■ Material provided ■
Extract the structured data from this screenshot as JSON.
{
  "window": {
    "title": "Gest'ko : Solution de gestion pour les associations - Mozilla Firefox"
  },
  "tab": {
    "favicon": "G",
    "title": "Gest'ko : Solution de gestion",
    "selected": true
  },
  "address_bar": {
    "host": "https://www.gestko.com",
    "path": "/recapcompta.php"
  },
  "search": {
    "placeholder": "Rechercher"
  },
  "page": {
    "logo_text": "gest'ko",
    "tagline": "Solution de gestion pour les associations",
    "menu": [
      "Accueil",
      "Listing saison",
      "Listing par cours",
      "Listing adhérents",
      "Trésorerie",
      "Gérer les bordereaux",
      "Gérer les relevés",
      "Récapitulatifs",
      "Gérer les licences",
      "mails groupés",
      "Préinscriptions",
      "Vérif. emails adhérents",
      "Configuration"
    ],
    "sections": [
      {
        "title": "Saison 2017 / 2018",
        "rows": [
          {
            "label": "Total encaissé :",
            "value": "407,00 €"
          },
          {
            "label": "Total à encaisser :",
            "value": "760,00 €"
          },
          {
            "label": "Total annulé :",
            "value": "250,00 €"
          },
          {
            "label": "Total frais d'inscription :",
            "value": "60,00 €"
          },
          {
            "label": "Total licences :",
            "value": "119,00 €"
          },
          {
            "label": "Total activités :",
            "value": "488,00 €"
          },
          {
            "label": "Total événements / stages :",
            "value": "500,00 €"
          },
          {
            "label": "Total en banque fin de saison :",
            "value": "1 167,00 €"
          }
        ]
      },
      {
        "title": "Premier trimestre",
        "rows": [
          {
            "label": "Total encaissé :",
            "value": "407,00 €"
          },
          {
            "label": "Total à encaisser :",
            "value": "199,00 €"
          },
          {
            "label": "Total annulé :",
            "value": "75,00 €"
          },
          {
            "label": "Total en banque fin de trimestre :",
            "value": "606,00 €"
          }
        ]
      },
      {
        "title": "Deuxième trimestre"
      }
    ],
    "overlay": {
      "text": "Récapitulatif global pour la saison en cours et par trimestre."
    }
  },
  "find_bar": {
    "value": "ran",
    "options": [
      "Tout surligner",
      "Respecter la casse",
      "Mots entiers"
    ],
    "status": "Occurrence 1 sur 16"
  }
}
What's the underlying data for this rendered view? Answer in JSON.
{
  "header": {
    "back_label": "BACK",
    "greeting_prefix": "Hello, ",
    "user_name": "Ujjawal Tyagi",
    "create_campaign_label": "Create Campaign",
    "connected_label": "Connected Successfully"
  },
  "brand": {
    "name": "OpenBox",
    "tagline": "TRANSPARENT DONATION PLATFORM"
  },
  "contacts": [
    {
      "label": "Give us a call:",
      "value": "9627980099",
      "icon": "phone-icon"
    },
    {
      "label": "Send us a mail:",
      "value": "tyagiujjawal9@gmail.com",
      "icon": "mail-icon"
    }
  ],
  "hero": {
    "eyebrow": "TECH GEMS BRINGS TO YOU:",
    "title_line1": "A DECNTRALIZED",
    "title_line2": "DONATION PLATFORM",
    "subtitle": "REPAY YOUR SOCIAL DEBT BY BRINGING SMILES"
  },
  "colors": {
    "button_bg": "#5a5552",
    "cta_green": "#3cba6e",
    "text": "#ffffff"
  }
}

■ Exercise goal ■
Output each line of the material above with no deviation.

■ Output below ■
Extract the structured data from this screenshot as JSON.
{
  "window": {
    "title": "Gest'ko : Solution de gestion pour les associations - Mozilla Firefox"
  },
  "tab": {
    "favicon": "G",
    "title": "Gest'ko : Solution de gestion",
    "selected": true
  },
  "address_bar": {
    "host": "https://www.gestko.com",
    "path": "/recapcompta.php"
  },
  "search": {
    "placeholder": "Rechercher"
  },
  "page": {
    "logo_text": "gest'ko",
    "tagline": "Solution de gestion pour les associations",
    "menu": [
      "Accueil",
      "Listing saison",
      "Listing par cours",
      "Listing adhérents",
      "Trésorerie",
      "Gérer les bordereaux",
      "Gérer les relevés",
      "Récapitulatifs",
      "Gérer les licences",
      "mails groupés",
      "Préinscriptions",
      "Vérif. emails adhérents",
      "Configuration"
    ],
    "sections": [
      {
        "title": "Saison 2017 / 2018",
        "rows": [
          {
            "label": "Total encaissé :",
            "value": "407,00 €"
          },
          {
            "label": "Total à encaisser :",
            "value": "760,00 €"
          },
          {
            "label": "Total annulé :",
            "value": "250,00 €"
          },
          {
            "label": "Total frais d'inscription :",
            "value": "60,00 €"
          },
          {
            "label": "Total licences :",
            "value": "119,00 €"
          },
          {
            "label": "Total activités :",
            "value": "488,00 €"
          },
          {
            "label": "Total événements / stages :",
            "value": "500,00 €"
          },
          {
            "label": "Total en banque fin de saison :",
            "value": "1 167,00 €"
          }
        ]
      },
      {
        "title": "Premier trimestre",
        "rows": [
          {
            "label": "Total encaissé :",
            "value": "407,00 €"
          },
          {
            "label": "Total à encaisser :",
            "value": "199,00 €"
          },
          {
            "label": "Total annulé :",
            "value": "75,00 €"
          },
          {
            "label": "Total en banque fin de trimestre :",
            "value": "606,00 €"
          }
        ]
      },
      {
        "title": "Deuxième trimestre"
      }
    ],
    "overlay": {
      "text": "Récapitulatif global pour la saison en cours et par trimestre."
    }
  },
  "find_bar": {
    "value": "ran",
    "options": [
      "Tout surligner",
      "Respecter la casse",
      "Mots entiers"
    ],
    "status": "Occurrence 1 sur 16"
  }
}
What's the underlying data for this rendered view? Answer in JSON.
{
  "header": {
    "back_label": "BACK",
    "greeting_prefix": "Hello, ",
    "user_name": "Ujjawal Tyagi",
    "create_campaign_label": "Create Campaign",
    "connected_label": "Connected Successfully"
  },
  "brand": {
    "name": "OpenBox",
    "tagline": "TRANSPARENT DONATION PLATFORM"
  },
  "contacts": [
    {
      "label": "Give us a call:",
      "value": "9627980099",
      "icon": "phone-icon"
    },
    {
      "label": "Send us a mail:",
      "value": "tyagiujjawal9@gmail.com",
      "icon": "mail-icon"
    }
  ],
  "hero": {
    "eyebrow": "TECH GEMS BRINGS TO YOU:",
    "title_line1": "A DECNTRALIZED",
    "title_line2": "DONATION PLATFORM",
    "subtitle": "REPAY YOUR SOCIAL DEBT BY BRINGING SMILES"
  },
  "colors": {
    "button_bg": "#5a5552",
    "cta_green": "#3cba6e",
    "text": "#ffffff"
  }
}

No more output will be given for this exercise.